Home' FLEXO Magazine : July 2015 Contents Morrison: What are the most notable changes you've seen across the
exo work ow? How have they impacted quality?
Woods: ere was a period in our industry when suddenly we
were focused on improving at every process. Anilox rollers became
di erent and better. Presses became better and tighter and could run
a higher quality at faster speeds. Ink improved and became more
consistent. For some number of years, all of those pieces of the process
were moving forward simultaneously.
Photopolymer was a drastic change, and some people had trouble
getting used to it at rst, but it paved the way for us to move into
the digital world and the electronic world. at's when things really
improved and became a lot more consistent.
Moving from Cromalins to digital proofs was very challenging,
because we were trying to move the industry from an art to a science.
When I rst went to our Searcy plant (with Bryce Corp.), we were
running line work exclusively and wanted to start running screens
and process work. I remember learning about printing to the numbers
and how to read and use dot values.
ere's an art to being able to look at a proof and know intuitively why
you were o ---your magenta is o , your dot gain is o , etc. But now
we were learning how to print to the numbers instead, and how that
could help us with what we were trying to accomplish.
Going back to the early days of digital proo ng and early pro ling, we
just did simple ngerprints of a press to get a curve. It became much
more complicated with the introduction of standards to get a press
pro le. Instead of small pieces of information for basic color manage-
ment decisions, you were capturing the essence of the press.
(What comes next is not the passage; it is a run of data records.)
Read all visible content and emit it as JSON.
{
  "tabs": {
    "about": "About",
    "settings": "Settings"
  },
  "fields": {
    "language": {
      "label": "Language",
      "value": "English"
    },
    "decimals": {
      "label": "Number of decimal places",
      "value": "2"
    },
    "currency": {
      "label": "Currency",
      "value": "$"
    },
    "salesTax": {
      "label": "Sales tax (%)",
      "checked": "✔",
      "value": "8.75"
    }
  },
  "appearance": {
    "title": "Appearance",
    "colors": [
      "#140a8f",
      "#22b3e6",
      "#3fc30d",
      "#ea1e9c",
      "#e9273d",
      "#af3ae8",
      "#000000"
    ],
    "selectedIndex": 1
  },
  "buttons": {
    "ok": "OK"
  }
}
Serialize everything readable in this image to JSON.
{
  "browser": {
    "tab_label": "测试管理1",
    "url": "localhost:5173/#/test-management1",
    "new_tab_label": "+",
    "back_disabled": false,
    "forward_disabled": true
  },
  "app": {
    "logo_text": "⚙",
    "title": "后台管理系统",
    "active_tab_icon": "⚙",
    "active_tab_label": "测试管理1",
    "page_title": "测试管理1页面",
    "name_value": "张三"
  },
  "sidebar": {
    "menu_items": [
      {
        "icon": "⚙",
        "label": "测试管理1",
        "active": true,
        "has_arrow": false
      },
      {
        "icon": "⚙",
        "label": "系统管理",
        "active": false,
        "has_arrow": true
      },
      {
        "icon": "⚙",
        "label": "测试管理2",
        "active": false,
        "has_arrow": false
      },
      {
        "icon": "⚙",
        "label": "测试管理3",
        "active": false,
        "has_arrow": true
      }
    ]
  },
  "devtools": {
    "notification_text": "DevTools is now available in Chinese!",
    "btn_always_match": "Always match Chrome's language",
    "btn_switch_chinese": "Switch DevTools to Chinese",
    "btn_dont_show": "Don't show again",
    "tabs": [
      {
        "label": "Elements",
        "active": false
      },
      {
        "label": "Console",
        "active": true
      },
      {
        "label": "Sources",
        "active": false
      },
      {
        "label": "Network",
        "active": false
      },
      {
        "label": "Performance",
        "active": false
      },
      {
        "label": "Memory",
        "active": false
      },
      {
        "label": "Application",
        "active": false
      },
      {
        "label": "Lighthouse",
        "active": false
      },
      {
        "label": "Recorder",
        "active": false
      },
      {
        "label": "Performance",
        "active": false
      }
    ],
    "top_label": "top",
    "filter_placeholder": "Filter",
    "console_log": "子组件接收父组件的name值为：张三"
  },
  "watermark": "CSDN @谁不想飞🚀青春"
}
Even today there are still mistakes, but the level of sophistication and
standards around our decisions today is much more precise and con-
sistent than it was back then. Now our choices are driven by data and
a wealth of information, more so than gut instinct and experience.
FTA de nitely played a signi cant role in the history and dynamics of
how exography has evolved from the 1960s to where it is today. e
Association had the ability to pull people in the industry together to
move exography forward, with competitors working in concert to
raise the overall quality level.
Now, exo is an outstanding process where you can predict with a
high degree of consistency what the nal result will be. Plus, we've
added value with expanded gamut, which allows the customer to gang
jobs, run longer and reduce their number. We've come a long way.
Morrison: How have things changed working in the modern era, with
the adoption of standards and speci cations?
Woods: Today we have high de nition imaging and at top dots
making signi cant changes in the future of plate making. Flat top dots
were a legitimate step change for our industry. It just made things
better, especially for expanded gamut. Ink laydown is substantially
improved, which was always a big challenge.
Now there are options and other pieces that can be put together to
create the best printing solution for each job. It's still in ux and it's
Flat top is a signi cant positive change in what we do, and most print-
ers would agree that it makes things better. Right now we're in the
middle of an innovation cycle, as we try to re ne our strategies and
make each part of the process better. We're further optimizing at top
with plate texturing and di erent screening options---we're chasing
the smallest dot to create the optimal tonal range. We're constantly
improving and testing to try to nd the simplest, most reliable formu-
la to achieve the highest quality product.
Looking forward, I would have predicted that we'd be doing a lot more
round, seamless media at this point. It eliminates mounting in the
plants, which is a huge bene t to the printers, especially with tight
registering jobs. I still contend that in the near future, this will be a
major direction for the industry. It just simpli es the process, and
addresses process challenges.
Morrison: How has the face of the industry changed in the last 40
Woods: Some of our newer employees are coming in with completely
di erent backgrounds and experiences than we did. Now there are
printing and packaging focused college programs, which bring people
in at a much higher level than they started at in the past.
People come in to prepress now with graphics knowledge and an edge
in their education, already knowing programs like Adobe Illustrator.
ey can hit the ground running faster. But on the printing side,
there's still not a lot out there for formal training. FTA does o er
training modules (Flexographic Image Reproduction Speci cations &
Tolerances) that let people sit down at a computer and simulate di er-
ent press conditions and decision making.
Equipment has come a long way too. Back when I had to run a press,
it was di erent from how it is today. Now, we joke it's more like play-
ing a videogame than running a piece of machinery, and it is compati-
ble with those skill sets. Before it was kind of like a 1957 Chevy---with
some basic maintenance experience, you could gure out the mechan-
ics and diagnose the problem. Just park it under a shady tree and you
could do your own routine maintenance.
Now, the technologies have advanced passed basic mechanic skills,
so the presses have to be maintained in a more challenging way. e
reward is the presses are amazing today. e printing technology has
gone through the roof, and the presses are expected to do so much
more now, too.
Before, the press manufacturers didn't want to hear anything about
their press engineering. Over the years, I really believe the engineers
started listening to the press operators, because some of the features
we requested started showing up.
30 FLEXO | JULY 2015
Links Archive June 2015 August 2015 Navigation Previous Page Next Page